Despite having a net worth of £2.8bn and being in charge of Newcastle United since 2007, Ashley is often accused of lying to fans and managers, failing to learn from past mistakes and consistently under-funding the playing squad, while he has overseen two relegations during his tenure.
Ashley placed the club up for sale last year but has yet to find a buyer.
Football club owners: Southampton
China’s Gao family took over Southampton in August last year when they paid £210m for an 80% stake.
Jisheng Gao is credited as the main shareholder, with previous owner Katharina Liebherr retaining 20%.
Little is known about him but he owns Lander Sports Development Co, which was founded in 1988 and develops, builds and manages sports facilities in China.
Gao has reportedly been involved in past corruption allegations, which the Premier League sought to address before he was allowed to buy the Saints.
Football club owners: Tottenham Hotspur
With a background in corporate finance and retail management, Daniel Levy set up and ran businesses in the fashion, footwear and food sector operating in Europe, the US and Far East.
Alongside his role as Tottenham Hotspur chairman, a role he has had since 2001, he co-owns investment company ENIC Group, which is involved in sports, entertainment and media.
Registered in the Bahamas, the company controls 85.55% of Spurs and has also bought stakes in Rangers, Slavia Prague, AEK Athens, FC Basel and Vicenza Calcio.
While his fortune is a closely guarded secret, Levy earned £6m in his role last season.
Football club owners: Watford
For a long time, Watford had one of the most famous owners in English football in singer Sir Elton John, but since 2012 the club has been run by the Pozzo family.
Italian businessman Giampaolo Pozzo, 77, bought the club before transferring duties to his son Gino Pozzo.
The elder Pozzo made his money with tool maker Freud, which was sold to Robert Bosch in 2008.
Football club owners: West Ham United
The duo at the helm of West Ham have had great success in business of a more “adult” nature.
David Gold owns Gold Group International, the parent company of sex toys and lingerie retailer Ann Summers.
He also partnered with fellow Hammers owner David Sullivan in his first business venture of selling soft pornography photographs.
This expanded into sex shops, adult magazines and low-budget blue movies. From 1986 to 2007, he also owned the Daily Sport and Sunday Sport.
Together, the two Davids had an estimated £1.5bn valuation in the 2017 Sunday Times Rich List.
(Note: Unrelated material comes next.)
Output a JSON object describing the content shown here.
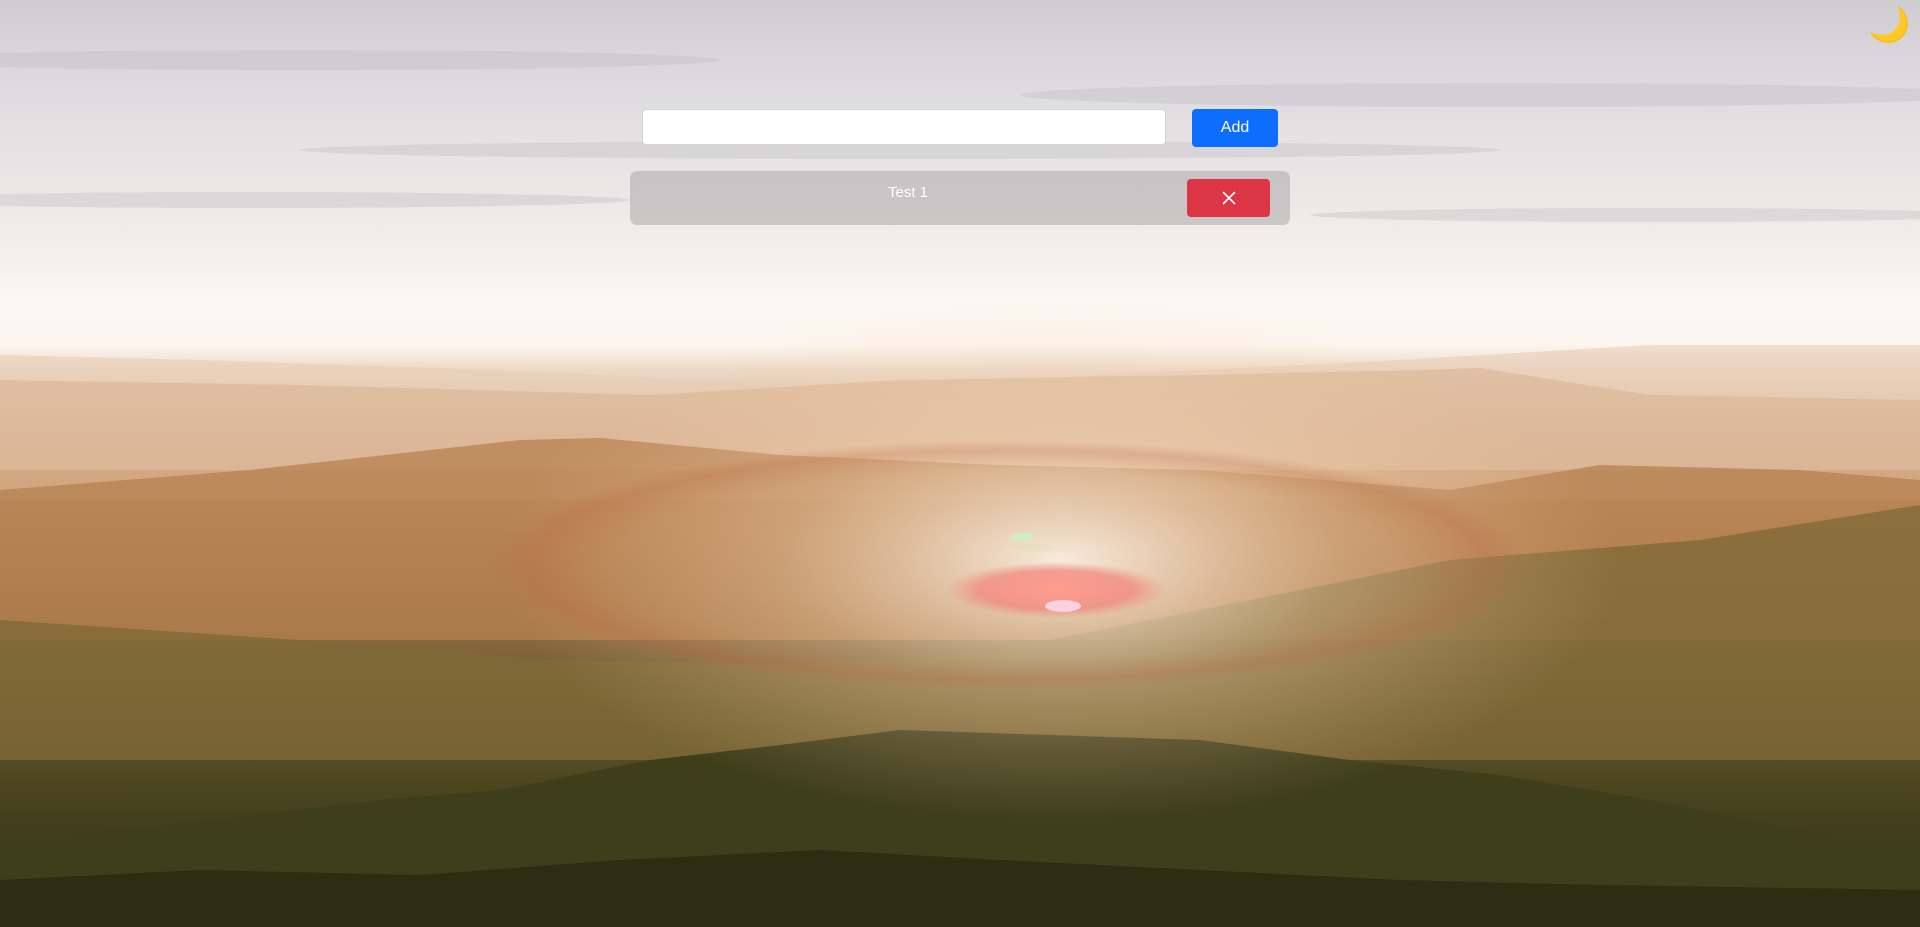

Football club owners: Wolverhampton Wanderers
Chinese conglomerate Fosun International bought Wolves in 2016 when it was in the Championship but bankrolled the club’s emphatic promotion to the Premier League last season.
The Shanghai-based company was founded in 1992 by Guo Guangchang and four others, with its current CEO Wang Qunbin.
Guangchang, 49, had an estimated personal wealth of £4.1bn two years ago, making him the 17th richest man in China.
Fosun’s business covers industrial operations, investment, asset management, insurance, real estate, healthcare and entertainment, with numerous subsidies in each sector.
In accounts posted in March this year, the group had a profit of £1.5bn and its overall worth was £60bn.